- Ruan, Jujun, Huang, Jiaxin, Yuan, Zhihui, Qiu, Rongliang
- ACS sustainable chemistry & engineering 2018 v.6 no.11 pp. 13650-13655
- additives, adsorption, bromine, calcium, copper, crystal structure, crystals, electronic equipment, electronic wastes, fiberglass, glass fibers, hazardous waste, heavy metals, lead, plastics, recycling, sodium, sustainable technology, toxicity, zinc, China
- The recovery of waste printed circuit boards (WPCBs) has been a hot topic in the area of environmental science. WPCBs contain heavy metals (Cu, Zn, Pb, etc.) and nonmetals (fiberglass, plastics, and additives). Many technologies have been developed to recover the metals. However, little attention has been given to the disposal of nonmetals. Nonmetallic fractions originating from crushed WPCBs have become one of the largest hazardous waste streams during the recycling of e-wastes in China. Bromine is a major hazardous element in the plastic additives. In this study, we discovered an interesting phenomenon that bromine preferred to concentrate on the surface of fiberglass particles. The causes of this phenomenon were explained from the views of crystal structure of the nonmetallic particles and electron orbitals of the elements. We found that glass fibers have the ability to absorb bromine, because of chemical and physical adsorption. Na and Ca in the crystal structure of fiberglass captured bromine on the surface of fiberglass. Bromine in the nonmetals of crushed WPCBs can be removed by separating the fiberglass particles.
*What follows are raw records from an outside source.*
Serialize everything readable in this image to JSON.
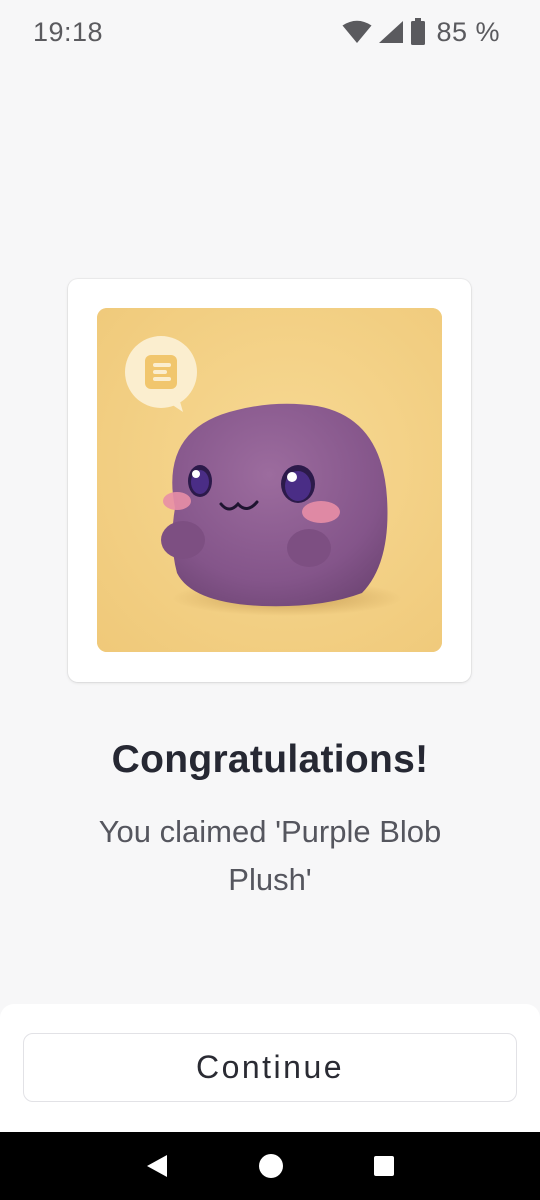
{
  "status_bar": {
    "time": "19:18",
    "battery": "85 %",
    "icons": [
      "wifi-icon",
      "signal-icon",
      "battery-icon"
    ]
  },
  "reward": {
    "image_alt": "Purple Blob Plush",
    "title": "Congratulations!",
    "message": "You claimed 'Purple Blob Plush'"
  },
  "actions": {
    "continue_label": "Continue"
  },
  "nav_bar": {
    "icons": [
      "back-icon",
      "home-icon",
      "recents-icon"
    ]
  },
  "colors": {
    "background": "#f7f7f8",
    "image_background": "#f4d185",
    "plush": "#8a5a8c",
    "text_primary": "#262833",
    "text_secondary": "#55565e"
  }
}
This discovery contributes to the development of green technology for removing bromine from crushed WPCBs. Meanwhile, the toxicity of bromine should be a concern in regard to the reuse of fiberglass.